Zulu gave actor Michael Caine his first starring role in 1964
CINEMA fans following the Crossbench Film Society’s offerings this year are certainly seeing some wild swings in political thinking.

As the name suggests, the club – hosted by the Policy Exchange think tank and launched in January – screens the film faves of politicians from all parties.

So brace yourself for this month’s selection – the 1964 epic war film “Zulu”, chosen by Conservative Peer, author and pollster Lord Michael Ashcroft.

With the election approaching, MPs might draw inspiration from the film, which features Michael Caine and shows the might of 150 British soldiers who still manage to defeat a horde of 4,000 Zulu warriors.

It’s not everyone’s idea of a low-key night at the flicks, perhaps. For easy viewing, The Capitalist might opt for the club’s last film, the gritty 2009 British film “Fish Tank”, picked by Labour MP Jon Cruddas.

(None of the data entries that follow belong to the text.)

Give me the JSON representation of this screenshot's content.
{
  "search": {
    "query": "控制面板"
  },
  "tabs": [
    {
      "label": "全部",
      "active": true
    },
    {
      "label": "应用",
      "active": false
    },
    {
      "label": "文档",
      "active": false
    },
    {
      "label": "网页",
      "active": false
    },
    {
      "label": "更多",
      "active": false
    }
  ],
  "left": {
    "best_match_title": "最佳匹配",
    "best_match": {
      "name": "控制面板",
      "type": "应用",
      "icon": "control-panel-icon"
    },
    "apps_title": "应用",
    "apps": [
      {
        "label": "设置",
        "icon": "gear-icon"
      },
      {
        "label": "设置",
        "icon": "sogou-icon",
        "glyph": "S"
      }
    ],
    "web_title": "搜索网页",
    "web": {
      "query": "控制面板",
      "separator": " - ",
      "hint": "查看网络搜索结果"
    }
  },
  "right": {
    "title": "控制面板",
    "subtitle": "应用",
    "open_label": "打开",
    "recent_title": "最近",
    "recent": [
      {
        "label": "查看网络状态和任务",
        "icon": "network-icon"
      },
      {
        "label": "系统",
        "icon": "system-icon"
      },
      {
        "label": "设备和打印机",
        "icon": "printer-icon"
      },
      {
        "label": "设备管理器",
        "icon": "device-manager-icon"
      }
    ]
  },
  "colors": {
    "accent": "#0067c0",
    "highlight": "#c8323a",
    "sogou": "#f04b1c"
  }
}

But at least a couple of hours of Zulu battle might be less of an intellectual stretch than the club’s first showing; Ayn Rand’s “The Fountainhead”, selected by culture secretary Sajid Javid.

■ Chris Robshaw is best known as captain of the England rugby squad, but he’s something of captain of industry too. With an eye to life after sport, his business interests include a coffee shop and hospitality firm Zeus Events. Yesterday, with his corporate hat on, he hosted a day of shooting at West Wycombe Estate that allowed guests to shoot at “exploding rugby balls kicked by the captain himself”. Talk about keeping all the balls in the air!

■ If putting a tick in a box seems a mundane way of exercising your electoral muscle, you could do worse than joining Corinthia Hotel’s “Cast your Cocktail” campaign. The drinking-straw poll will run from 23 April to 7 May – with visitors to the London hotel given a choice of “Red Ed”, “Call Me Dave”, “Compliant Clegg”, “Gordon Bennett” or “Naughty Nigel” drinks, in hues to reflect the political parties. In this election you can cast more than one vote, and – at £15 a cocktail – you’d be helping your chosen party with the national debt too.